The leak, however, goes against Google's privacy policies and the company promises to investigate and take action. There were also recordings from when the assistant was accidentally triggered. Recordings made with Google Assistant, the smartphone app, are of telephone quality.
According to the report, Google acknowledged that it works with subcontractors to transcribe conversations, which is meant to improve its speech technology (speech recognition automatically generates scripts, and the subcontractor then double checks for accuracy, correcting where necessary).
A person who works for a Google subcontractor has revealed that thousands of employees all over the globe can access a secret feature of the company's free online too Crowdsource, which contains audio excerpts. "You can turn off storing audio data to your Google account completely, or choose to auto-delete data after every 3 months or 18 months".

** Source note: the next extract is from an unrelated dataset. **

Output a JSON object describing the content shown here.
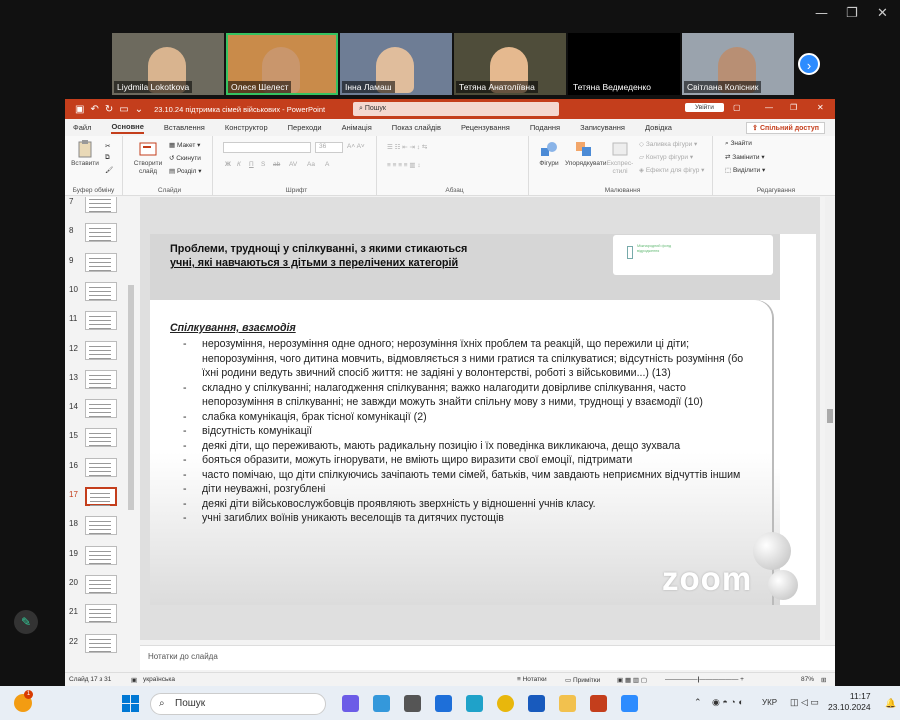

"We hold ourselves to high standards of privacy and security in product development, and hold our partners to these same standards", Google said. "We have a number of protections in place to prevent false accepts from occurring in your home", he added without elaborating.